Scammers are calling Thomas Cook customers to offer fake refunds in an attempt to trick people into handing over their bank details and other personal information. Following the news of the company going into liquidation, it seems that scammers are using this to their advantage to try and steal from vulnerable holidaymakers.
Criminals will try to use high-profile events, such as the news about Thomas Cook, as an opportunity to commit fraud and manipulate unsuspecting people into parting with their money. In light of this, we’d like to remind you how to identify a potential scam call and how to keep yourself safe.
What to look for
In this case, victims are being contacted by a person pretending to be someone responsible for issuing refunds on behalf of Thomas Cook. Others have been approached by a scam company posing as Thomas Cook asking for personal details such as bank/debit/credit card details and banking passwords.
It can be difficult to tell the difference between a scam and a genuine call, as scammers use increasingly sophisticated methods. If you're still unsure, here are the five warning signs to look out for during a phone call, which suggests that the caller could be a scammer:
The caller is insistent and doesn't give you time to think, or tries to stop you speaking to a family member or friend
The caller asks you to transfer money to a different account
The caller asks for your online banking passwords or four-digit card PIN
The caller asks you to withdraw money and hand it over for "safekeeping"
The caller offers to send a courier to your home to collect cash, PINs, cards or cheque books to "protect" you from fraud
Remember, legitimate organisations will NEVER contact you out of the blue asking for PINs or passwords or telling you to transfer money to another account.
How to stay safe

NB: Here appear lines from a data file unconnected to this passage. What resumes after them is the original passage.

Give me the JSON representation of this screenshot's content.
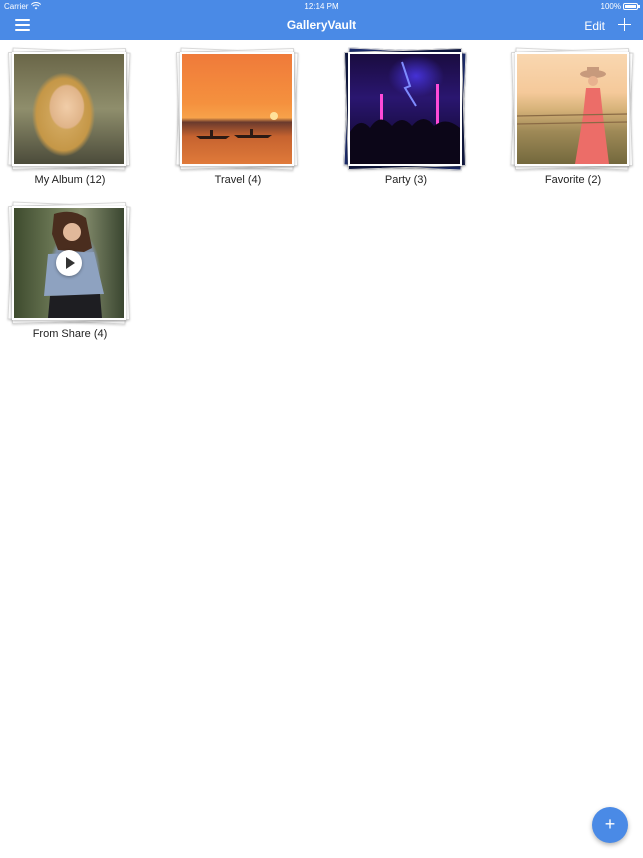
{
  "status_bar": {
    "carrier": "Carrier",
    "time": "12:14 PM",
    "battery": "100%"
  },
  "nav": {
    "title": "GalleryVault",
    "edit_label": "Edit",
    "menu_icon": "hamburger-menu-icon",
    "add_icon": "plus-icon"
  },
  "albums": [
    {
      "label": "My Album (12)"
    },
    {
      "label": "Travel (4)"
    },
    {
      "label": "Party (3)"
    },
    {
      "label": "Favorite (2)"
    },
    {
      "label": "From Share (4)"
    }
  ],
  "fab": {
    "label": "+"
  },
  "colors": {
    "accent": "#4a8ae6",
    "background": "#ffffff"
  }
}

If you feel uncomfortable or suspicious during a call, hang up and call the organisation directly on its official phone number. If you've received a suspicious text, don’t follow any links or give away your personal information – even if you think it’s a genuine message. Again, we recommend you contact the organisation directly through an official channel to check whether the call or text you've received is legitimate.